What Do I Do If I Get a Bicycle Ticket in California?

Know Your Rights Under California Bike Law

Cycling is a fun, healthy and environmentally friendly way to get around town. However, if you do not know your rights and the bicycle road rules, it can become dangerous for you and other motorists. Generally, cyclists have the same rights and responsibilities as those operating motor vehicles. As a bike rider, it is your responsibility to know where and how to ride, or you could become subject to the same violations and fines as motorists for failing to honor traffic laws.
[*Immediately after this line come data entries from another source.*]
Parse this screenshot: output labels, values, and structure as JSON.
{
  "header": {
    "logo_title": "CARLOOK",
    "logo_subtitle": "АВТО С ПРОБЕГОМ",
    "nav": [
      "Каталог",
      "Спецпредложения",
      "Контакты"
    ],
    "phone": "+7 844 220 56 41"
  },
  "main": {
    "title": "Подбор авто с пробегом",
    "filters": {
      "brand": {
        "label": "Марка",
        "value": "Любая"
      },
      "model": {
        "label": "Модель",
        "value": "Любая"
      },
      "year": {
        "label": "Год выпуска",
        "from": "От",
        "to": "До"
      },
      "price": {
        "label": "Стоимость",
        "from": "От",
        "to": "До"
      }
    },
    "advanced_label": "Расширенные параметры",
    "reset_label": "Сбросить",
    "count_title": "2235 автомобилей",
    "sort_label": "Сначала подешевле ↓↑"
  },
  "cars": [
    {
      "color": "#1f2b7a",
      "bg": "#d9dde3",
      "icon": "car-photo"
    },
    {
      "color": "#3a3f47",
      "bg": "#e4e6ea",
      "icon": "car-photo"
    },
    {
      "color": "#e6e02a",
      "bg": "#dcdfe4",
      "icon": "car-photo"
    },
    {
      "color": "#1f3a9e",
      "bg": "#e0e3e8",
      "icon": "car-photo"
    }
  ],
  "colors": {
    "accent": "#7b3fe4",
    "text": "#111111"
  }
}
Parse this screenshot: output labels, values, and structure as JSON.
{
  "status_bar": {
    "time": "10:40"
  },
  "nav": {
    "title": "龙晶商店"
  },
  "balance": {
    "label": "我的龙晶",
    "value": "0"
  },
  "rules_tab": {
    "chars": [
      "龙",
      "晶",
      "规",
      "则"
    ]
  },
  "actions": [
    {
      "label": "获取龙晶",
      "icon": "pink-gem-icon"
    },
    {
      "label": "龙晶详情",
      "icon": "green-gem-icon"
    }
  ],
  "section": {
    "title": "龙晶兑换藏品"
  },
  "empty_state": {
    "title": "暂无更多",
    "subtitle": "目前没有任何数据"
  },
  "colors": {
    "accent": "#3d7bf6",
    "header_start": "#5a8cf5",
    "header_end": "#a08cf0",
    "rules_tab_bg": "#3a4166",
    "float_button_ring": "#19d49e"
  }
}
The best way to avoid getting a bike ticket is to understand California law; if you do get a ticket while riding your bike, then you may be able to dispute the citation by gathering evidence that you were in compliance with the law.

If you recently received a bicycle ticket in California, you may feel lost as to where to turn next. As an avid cyclist himself, San Diego attorney Joshua Bonnici brings his passion of the sport into his work and is committed to helping other cyclists stay informed of California bicycle laws, as well as representing cyclists that have been injured in bicycle accidents.

What Are California’s Bicycle Stop Sign Laws?

California’s sunny skies make it the perfect place for bike-enthusiasts to explore. However, many riders are unaware of California’s bicycle laws and may be shocked to find out that they could be subject to moving violations for not abiding by bicycle laws. In fact, cyclists are required to comply with motor vehicle traffic laws, which include obeying stop signs and red lights, as well as basic right-of-way rules. This means that you must come to a full stop at all stop signs and lights; failure to do so may result in an expensive ticket.

In addition to following motor vehicle traffic laws, riders must keep some additional specific rules in mind, some of which include:

  • Bike Lane Usage: Riders are required to use bike lanes if they are available and if the rider is moving slower than traffic. If you need to avoid a pedestrian or car in the bike lane, pass another cyclist or make a left turn, you may exit the bike lane only after giving the appropriate signal and determining it is reasonably safe to do so.
  • Helmets and Earphones: Cyclists and passengers under the age of 18 are required to wear a bicycle helmet that meets California’s certification standards. Cyclists may not wear headphones covering both ears, or earbuds in both ears.
  • Yield to Pedestrians: Bicycle riders must give the right of way to pedestrians within marked and unmarked crosswalks.

Can You Ride Bikes on Sidewalks in San Diego?

While California state laws neither allow nor specifically prohibit cyclists from riding on sidewalks, the law does permit local county and city governments to determine whether they allow bike riders on sidewalks or not. In San Diego, bicycle riding is allowed on sidewalks, except in business districts.

Despite being legal in San Diego, riding on the sidewalk can often pose more of a threat than riding in the street. Due to the nature of street signs, trees and other visual obstructions, you may be invisible to cars exiting their driveways or turning into your path. You are also at a higher risk of coming into contact with pedestrians, who retain the right of way on the sidewalk. Keep these factors in mind when determining your route to ensure that your ride is as safe as possible.

What Should I Do If I Got a Bicycle Ticket in California?

Just like motorists, California cyclists can receive traffic tickets. If you got a ticket while riding your bike, consider doing the following:

  • Look up the vehicle code on your ticket online: In order to confirm the validity of your ticket, you should research the vehicle code and determine if you were rightfully cited. If you were not, then you may be able to dispute the ticket.
  • Make sure your citation indicates that it occurred while riding a bicycle: Your ticket should state that you were cited while riding a bike and not while driving a motor vehicle. The ticket should not show up on your driving record because you are not required to have a driver’s license to ride a bicycle. If your ticket does not state “bike” or “bicycle”, make sure the court is aware that the citation is bicycle-related to avoid any marks on your driving record.
  • Collect your own evidence: Take note of where the violation occurred and where the issuing officer was when it happened. What were the traffic and road conditions like? Take photographs of the scene for physical evidence. This information will be valuable if you decide to fight the ticket in court.

Questions About Bicycle Road Rules? Call Our San Diego Attorney Today

If you have been injured due to a bicycle accident, or would simply like to learn more about California cyclist laws, feel free to contact San Diego bicycle injury attorney Joshua Bonnici for a free consultation. His years of personal experience as a cyclist allows him to provide the quality legal information and representation necessary for bicyclists involved in accidents.